Anthony Braxton/Graham Lock interview (edit)
Quartet (Coventry) 1985
Leo : 1993

Outside of the music itself, one of the key elements of Anthony Braxton’s art has been his ongoing effort to articulate it. From the earliest stages of his career, he has tried to maintain and foster, in the face of extreme opposition, his own context for the appreciation of his creative work. Sometimes eloquent, sometimes obscure, rarely at a loss for words — Braxton has, more than any other musician of his ilk, provided ample written and spoken explanations of what he is up to, for those inclined to pursue them.

As a result, there is an astonishingly rich cache of information available to anyone with access to a decent internet connection and/or a library card. In this post we are highlighting some key locales for the intrepid Braxton fan, whether casual tourist or seasoned traveler.

The first and best stop has to be Graham Lock’s essential book, Forces in Motion. We have named-checked this work multiple times over the course of the past few weeks, and that’s because it is an invaluable resource to Braxton’s music, and to Braxton’s thoughts on his music. That it is also an unbelievably delightful and engaging read is somewhat miraculous, and a testament to the fruitful collaboration between Lock and Braxton. Writer Hank Shteamer spent some time spelling out his love for Forces in Motion; we agree wholeheartedly with his profound admiration for it, and encourage all readers to first consult Hank’s post, then rush out and buy your own copy. (Mersh note: D:O is now an Amazon affiliate.)

The other crucial source is Jason Guthartz’ lovingly comprehensive, the motherlode of online Braxtonalia. Many of you will doubtless already be familiar with this site, but for the uninitiated, be forewarned: you can lose days here. Foremost at Restructures is the detailed and up-to-the-second Braxton discography, which not only runs down the basic discographical details, including an album index and composition index, but also includes individual links to the graphical representations of each Braxton composition. There is also a thorough-going collection of links (scroll down to the B section for a long list of Braxton links). Most recently, and most relevantly given the Mosaic box, Jason has, with the kind permission of the original authors, uploaded the liner notes to each of the Arista albums that make up the Mosaic set:

These notes are not included in the Mosaic liners, so this is a considerable trove, and we owe our thanks to Jason for making it available. Mosaic commissioned Mike Heffley, author of The Music of Anthony Braxton, to pen a new set of notes.
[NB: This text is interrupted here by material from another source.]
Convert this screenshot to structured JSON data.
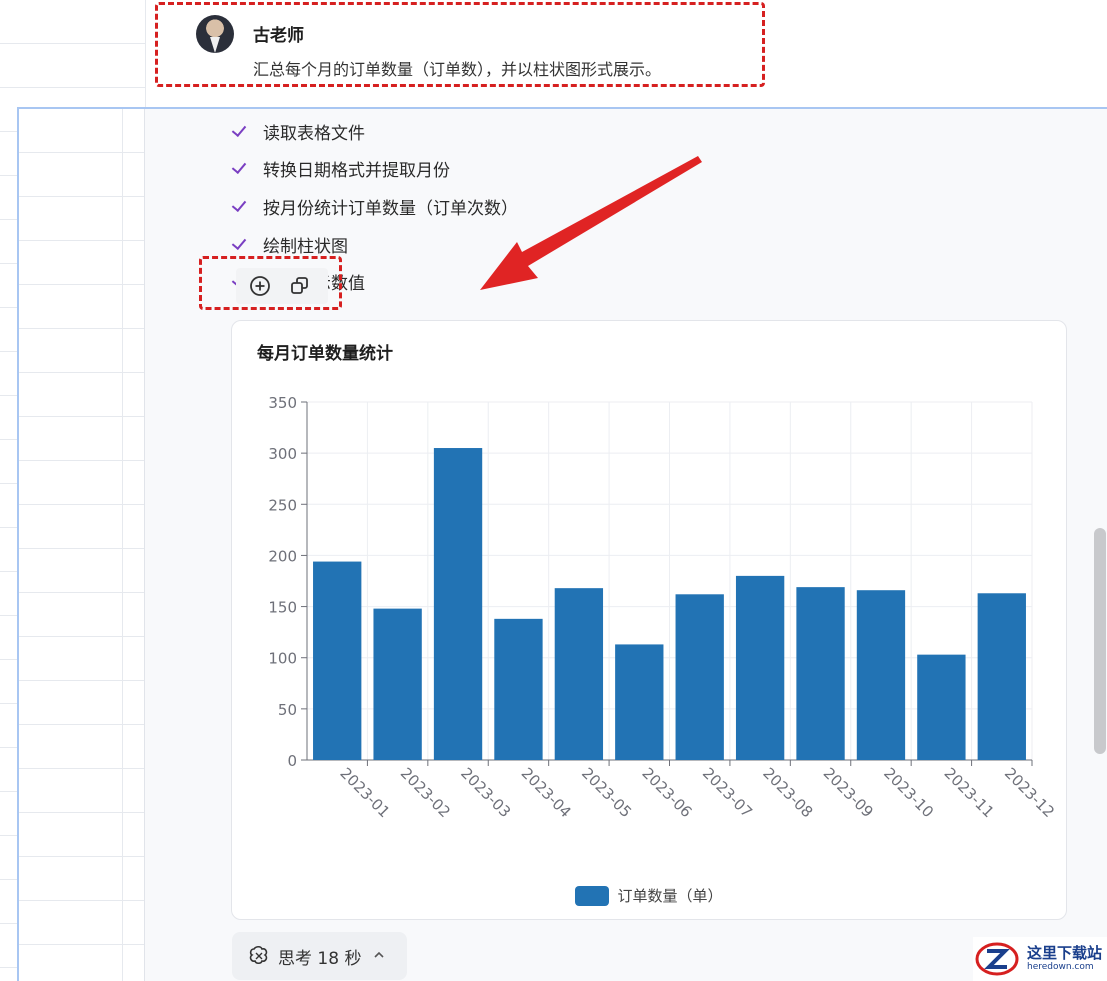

Some of what Mike wrote ended up on the cutting room floor, and he’s posted these outtakes for the curious here [pdf].

Those wishing to advance their Braxton studies at the deep blogger level are advised to head speedily in the direction of If you know what I’m saying. Under the direction of centrifuge, late of the now-defunct Church Number 9 (and very much more recently a new daddy), this blog has been singlehandedly and singlemindedly running down the Braxton oeuvre with intellectual vigor and huge ears. Cent’s own Braxtothon took place last year: he listened to the albums in chronological order and related his thoughts on each. Follow from the beginning

Brian Olewnick, blogging at Just Outside, also chronicled some thoughts on Braxton’s output in a series of posts in 2007. We find Olewnick to be consistently one of the most sensitive and fair-minded writers on music, and we recommend that you check out his reactions and reminiscences (in tempo) on For Alto; Circle/Paris Concert and The Complete Braxton; Saxophone Improvisations/Series F and others from the same period; the Sackville Trio and Duet; New York, Fall 1974; and the balance of the Arista LPs.
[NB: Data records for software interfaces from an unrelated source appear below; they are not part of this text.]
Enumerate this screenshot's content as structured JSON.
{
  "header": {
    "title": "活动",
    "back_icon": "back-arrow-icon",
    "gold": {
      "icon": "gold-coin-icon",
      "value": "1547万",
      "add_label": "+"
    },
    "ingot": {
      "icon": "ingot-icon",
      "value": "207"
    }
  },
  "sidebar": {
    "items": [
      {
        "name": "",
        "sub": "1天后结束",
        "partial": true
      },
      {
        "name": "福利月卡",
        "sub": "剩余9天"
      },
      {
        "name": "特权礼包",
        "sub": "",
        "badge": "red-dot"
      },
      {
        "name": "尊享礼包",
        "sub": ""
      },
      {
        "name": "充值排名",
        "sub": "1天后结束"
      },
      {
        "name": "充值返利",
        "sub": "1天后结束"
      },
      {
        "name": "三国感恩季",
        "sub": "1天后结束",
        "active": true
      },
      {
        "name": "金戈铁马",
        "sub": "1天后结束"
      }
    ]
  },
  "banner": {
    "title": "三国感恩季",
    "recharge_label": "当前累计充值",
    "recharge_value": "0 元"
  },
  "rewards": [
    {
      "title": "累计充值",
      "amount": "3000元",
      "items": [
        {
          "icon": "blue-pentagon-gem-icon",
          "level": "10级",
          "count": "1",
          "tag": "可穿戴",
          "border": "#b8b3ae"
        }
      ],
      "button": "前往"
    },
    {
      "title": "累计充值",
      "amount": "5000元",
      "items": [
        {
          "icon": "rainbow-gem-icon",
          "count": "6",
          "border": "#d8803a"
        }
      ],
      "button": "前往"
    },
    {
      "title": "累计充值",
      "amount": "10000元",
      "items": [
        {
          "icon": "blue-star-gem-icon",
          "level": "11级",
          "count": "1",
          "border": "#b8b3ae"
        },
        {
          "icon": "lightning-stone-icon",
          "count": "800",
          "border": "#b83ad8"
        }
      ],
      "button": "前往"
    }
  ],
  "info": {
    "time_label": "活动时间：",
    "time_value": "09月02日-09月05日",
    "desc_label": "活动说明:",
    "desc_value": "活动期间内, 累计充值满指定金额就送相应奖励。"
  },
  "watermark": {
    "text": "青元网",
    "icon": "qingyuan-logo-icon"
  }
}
One can also go right to the source: Braxton’s Wesleyan site provides links to a large number of his research papers, as well as a section on his Trillium R opera.

For more of Braxton in his own words, follow this link for a 1971 recording of an interview in which he relates his attempt to say as little as possible in as many words as possible (or something to that effect), to short-circuit those that would misinterpret him; and the two long audio sections here, from 1985, which feature words and music, principally “Comp. 26B.” The WFMU blog featured a couple of smashing Dortmund 1976 tracks in a post from earlier this year, in addition to the Coventry interview that we’ve copped here. One can also see, hear, and/or read Braxton’s keynote address from last year’s Guelph Jazz Festival.
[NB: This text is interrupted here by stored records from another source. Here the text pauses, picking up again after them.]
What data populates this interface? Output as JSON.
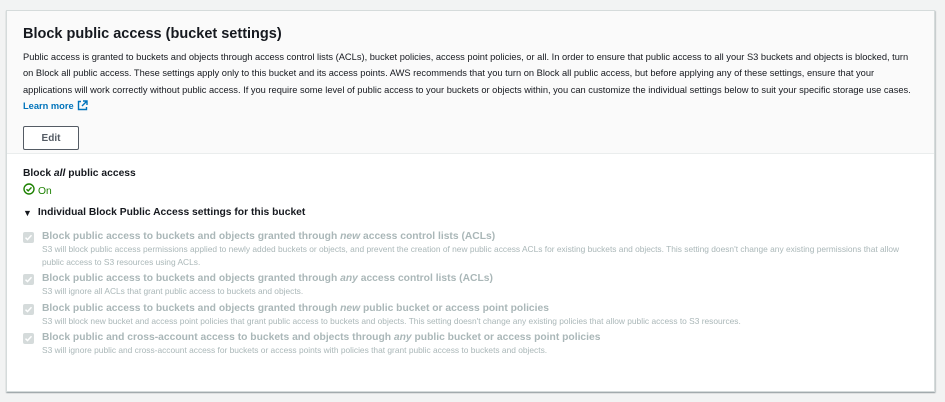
{
  "section": {
    "title": "Block public access (bucket settings)",
    "description": "Public access is granted to buckets and objects through access control lists (ACLs), bucket policies, access point policies, or all. In order to ensure that public access to all your S3 buckets and objects is blocked, turn on Block all public access. These settings apply only to this bucket and its access points. AWS recommends that you turn on Block all public access, but before applying any of these settings, ensure that your applications will work correctly without public access. If you require some level of public access to your buckets or objects within, you can customize the individual settings below to suit your specific storage use cases.",
    "learn_more": "Learn more",
    "edit_label": "Edit"
  },
  "block_all": {
    "prefix": "Block ",
    "emph": "all",
    "suffix": " public access",
    "status": "On"
  },
  "individual": {
    "toggle_label": "Individual Block Public Access settings for this bucket",
    "settings": [
      {
        "title_pre": "Block public access to buckets and objects granted through ",
        "title_em": "new",
        "title_post": " access control lists (ACLs)",
        "desc": "S3 will block public access permissions applied to newly added buckets or objects, and prevent the creation of new public access ACLs for existing buckets and objects. This setting doesn't change any existing permissions that allow public access to S3 resources using ACLs.",
        "checked": true
      },
      {
        "title_pre": "Block public access to buckets and objects granted through ",
        "title_em": "any",
        "title_post": " access control lists (ACLs)",
        "desc": "S3 will ignore all ACLs that grant public access to buckets and objects.",
        "checked": true
      },
      {
        "title_pre": "Block public access to buckets and objects granted through ",
        "title_em": "new",
        "title_post": " public bucket or access point policies",
        "desc": "S3 will block new bucket and access point policies that grant public access to buckets and objects. This setting doesn't change any existing policies that allow public access to S3 resources.",
        "checked": true
      },
      {
        "title_pre": "Block public and cross-account access to buckets and objects through ",
        "title_em": "any",
        "title_post": " public bucket or access point policies",
        "desc": "S3 will ignore public and cross-account access for buckets or access points with policies that grant public access to buckets and objects.",
        "checked": true
      }
    ]
  },
  "colors": {
    "link": "#0073bb",
    "success": "#1d8102",
    "disabled_text": "#aab7b8"
  },
  "icons": {
    "external": "external-link-icon",
    "status": "check-circle-icon",
    "caret": "caret-down-icon",
    "checkbox": "checkmark-icon"
  }
}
And so on. We welcome suggestions for further AB investigation in the comments, particularly any YouTube hits of consequence.

Coming up soon: contest #2 (how’d you like to win one of these?) and some contributions by folks in a better position than us to comment on listening to and playing with Braxton.

Category Anthony Braxton